Uniform distribution indicates that any value within a range is equally likely to occur. Because of the shape of the distribution function, this is also referred to as a rectangular distribution. One place this is often seen is in a spectrogram of white noise, which contains equal power across frequency spectrum. Similarly, pseudo-random number generators are often designed to produce numbers in a uniform distribution across a specified range.

Although the uniform distribution is sometimes associated with randomness, it does not necessarily mean that the values in the dataset are random, it just means that they are uniformly distributed. For example, if one creates a dataset of pitch analyses using one recording for every note on the piano, the dataset will be uniformly distributed across the range of MIDI values 21-108 (this would be a discrete distribution, rather than continuous). A randomly chosen point from the dataset would be equally likely to have any MIDI value 21-108.

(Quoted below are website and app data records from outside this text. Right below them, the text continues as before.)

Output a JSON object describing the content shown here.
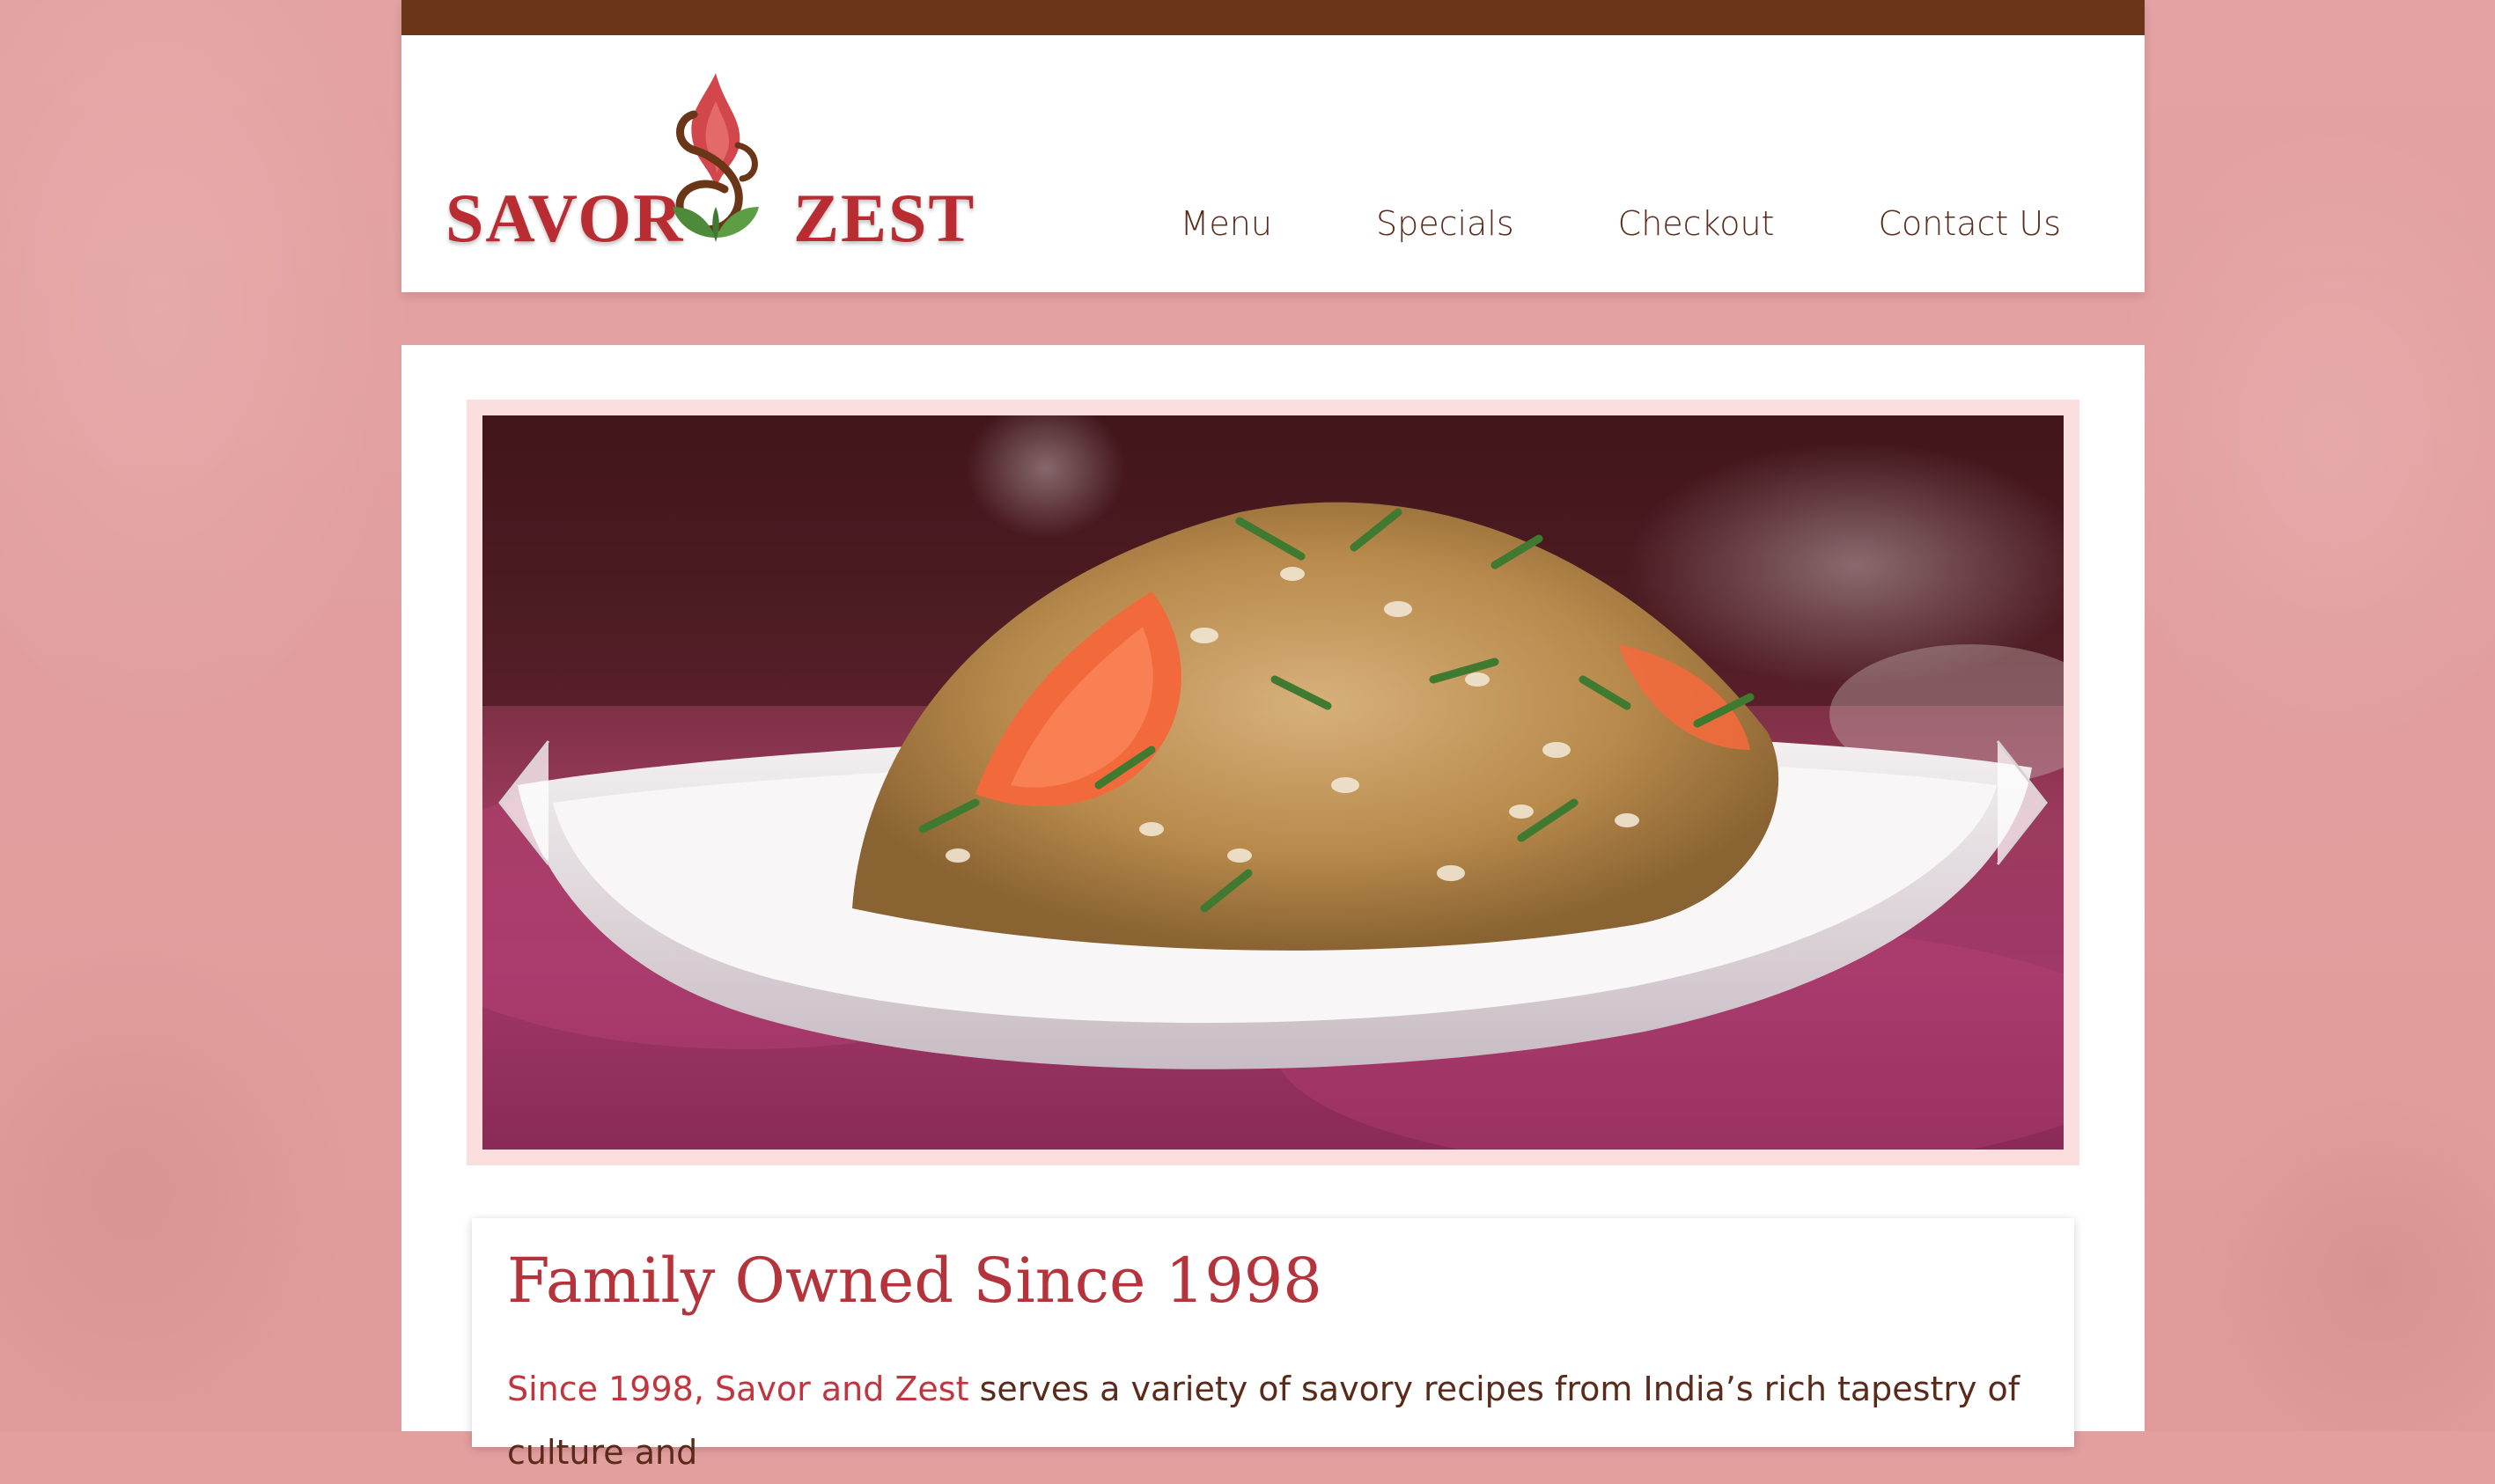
{
  "brand": {
    "name_left": "SAVOR",
    "name_right": "ZEST",
    "logo_icon": "flame-leaf-ampersand-icon",
    "colors": {
      "primary_red": "#b92d32",
      "brown": "#6b3517",
      "leaf_green": "#4d8a3a",
      "background_pink": "#e39e9e",
      "frame_pink": "#fbdede"
    }
  },
  "nav": {
    "items": [
      {
        "label": "Menu"
      },
      {
        "label": "Specials"
      },
      {
        "label": "Checkout"
      },
      {
        "label": "Contact Us"
      }
    ]
  },
  "slider": {
    "image_alt": "",
    "prev_icon": "chevron-left-icon",
    "next_icon": "chevron-right-icon"
  },
  "intro": {
    "title": "Family Owned Since 1998",
    "highlight": "Since 1998, Savor and Zest",
    "body": " serves a variety of savory recipes from India’s rich tapestry of culture and"
  }
}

A uniform distribution function for the range of values between a and b. (image modified from Wikipedia)

Categorical Distribution

A categorical distribution describes the possible outcomes when a randomly selected variable may be one of K possible categories. The categories could be in any order but each will be in the range 0-1 (indicating a probability) and they will sum to 1. This can be seen when the Chroma argument normalize is set to 1, which ensures that all the Chroma values sum to 1. When used in this way, Chroma indicates the likelihood of the incoming signal to be each of the pitch classes.

Example Code to Check Distribution

Example code to check the distribution of dimensions in a DataSet using a histogram

SuperCollider examples for checking distribution
~distributions = {
	arg dataset, numBins = 100;
		arg dict;
		var data = dict["data"].values.flop;
		var histograms = data.collect{arg dim; dim.histo(numBins)};
			var win = Window("Distributions",Rect(0,0,800,820));
			var plotter = Plotter("Distributions",Rect(0,20,win.bounds.width,win.bounds.height-20),win);
				arg sl;